It's roughly the size of a deck of cards (though half as thick), with a micro USB port and microSD slot on one end and a proprietary 70-pin connector on the other. That connector is how it plugs into the TV, while the USB and SD ports are for adding storage or connecting peripherals. Within the Smart Card's relatively bland exterior lies the aforementioned Tegra K1, and other hardware (currently unknown) needed to run Android 4.4. All Lenovo smart TVs moving forward will ship with a 70-pin port built in, but only higher-end models will come with Smart Card hardware. That means the Smart Card is a way for Lenovo -- and any other OEM who licenses the tech -- to keep customers running the latest and greatest software and hardware on their TVs.
The Smart Card comes with a slick motion Bluetooth remote that has a pair of physical buttons: a red power button at the end and a spun metal voice control key in the middle, plus a circular touchpad located in a thumb friendly location. Navigation works using gesture control (a la LG's Magic remote) to make selections, while swiping left and right on the touchpad scrolls through the menus. And, you adjust the volume via touchpad using the Seinfeld/Costanza special: clockwise or counter-clockwise swirl gesture. It's simple and intuitive to use, and the remote's shape and soft touch finish make it a pleasure to fondle.

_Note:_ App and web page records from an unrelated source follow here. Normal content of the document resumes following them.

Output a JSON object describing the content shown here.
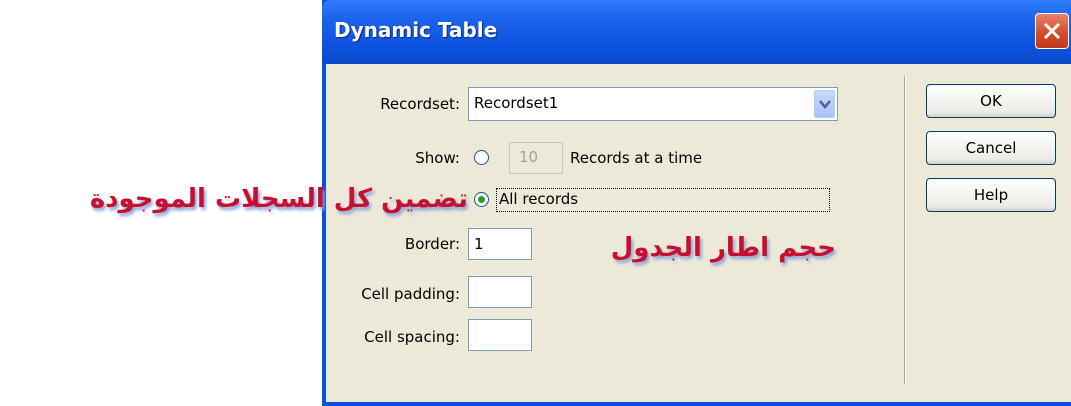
{
  "dialog": {
    "title": "Dynamic Table",
    "recordset": {
      "label": "Recordset:",
      "value": "Recordset1"
    },
    "show": {
      "label": "Show:",
      "records_count": "10",
      "records_at_time_label": "Records at a time",
      "all_records_label": "All records",
      "selected": "all_records"
    },
    "border": {
      "label": "Border:",
      "value": "1"
    },
    "cell_padding": {
      "label": "Cell padding:",
      "value": ""
    },
    "cell_spacing": {
      "label": "Cell spacing:",
      "value": ""
    },
    "buttons": {
      "ok": "OK",
      "cancel": "Cancel",
      "help": "Help"
    }
  },
  "annotations": {
    "all_records_note": "تضمين كل السجلات الموجودة",
    "border_note": "حجم اطار الجدول"
  },
  "colors": {
    "titlebar": "#0a54e0",
    "client": "#ece9d8",
    "annotation": "#c8102e"
  }
}
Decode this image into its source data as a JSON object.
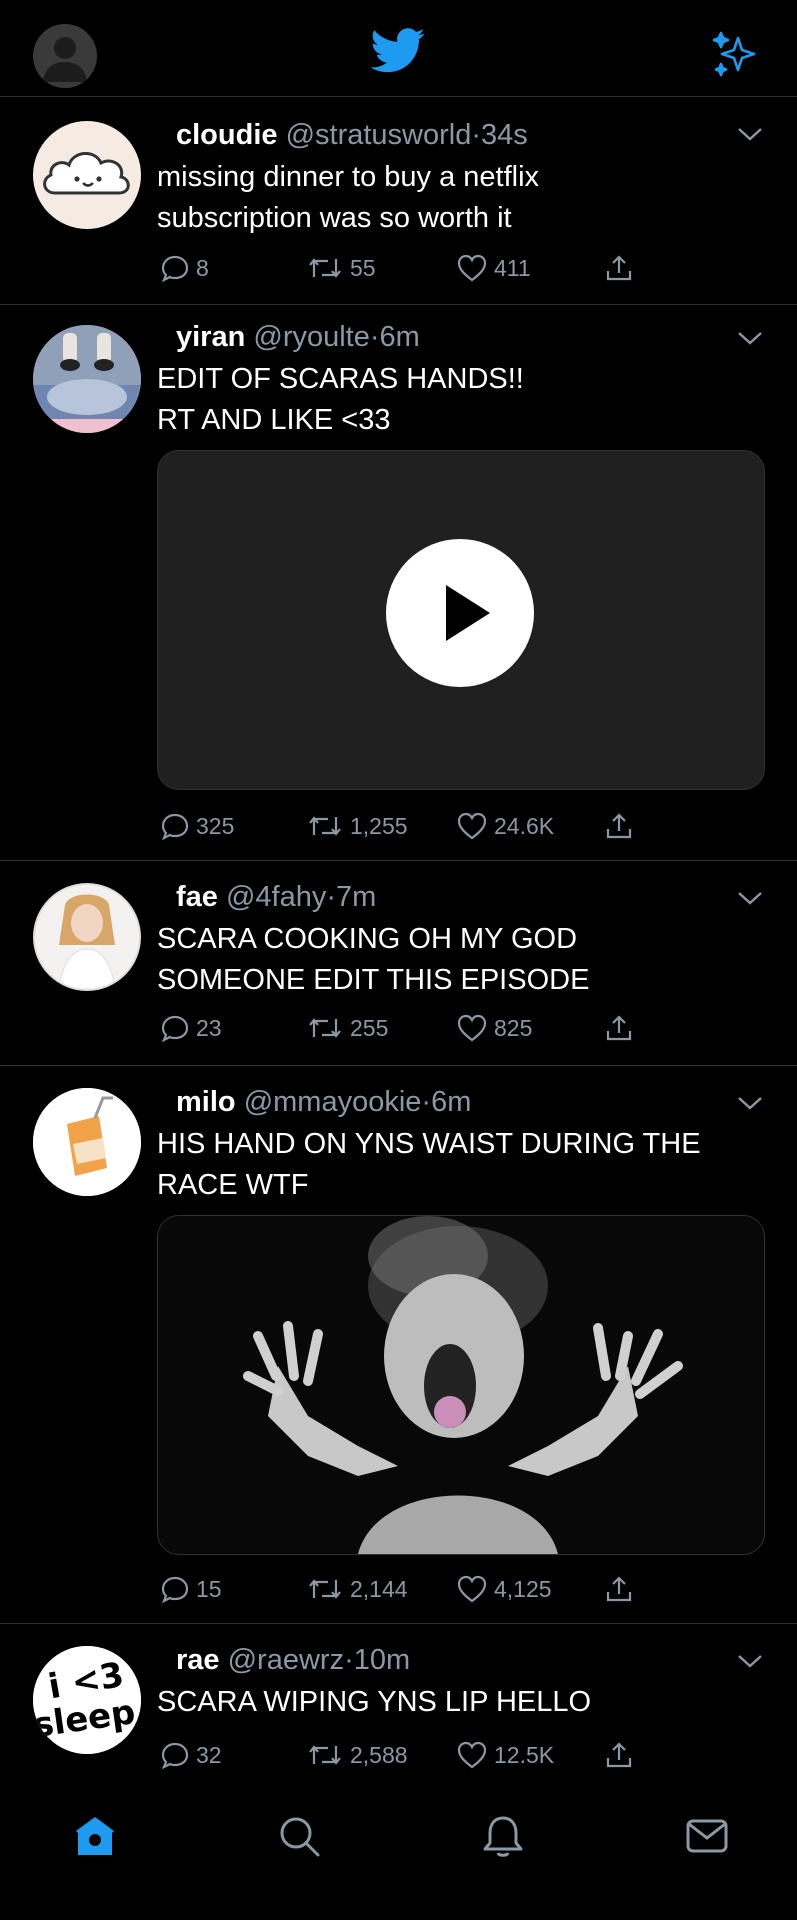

Ready to plunk down your hard earned cash for Lenovo's new TV system? Unless you call China home, alas, you don't have the option to do so -- though Lenovo's looking at expanding to other regions should the Chinese market returns supply sufficient incentive to do so. Regardless, for those in the Far East, the Terminator S9 will set you back around 6,000RMB ($970), while the Smart Card costs less than 1,000RMB ($160).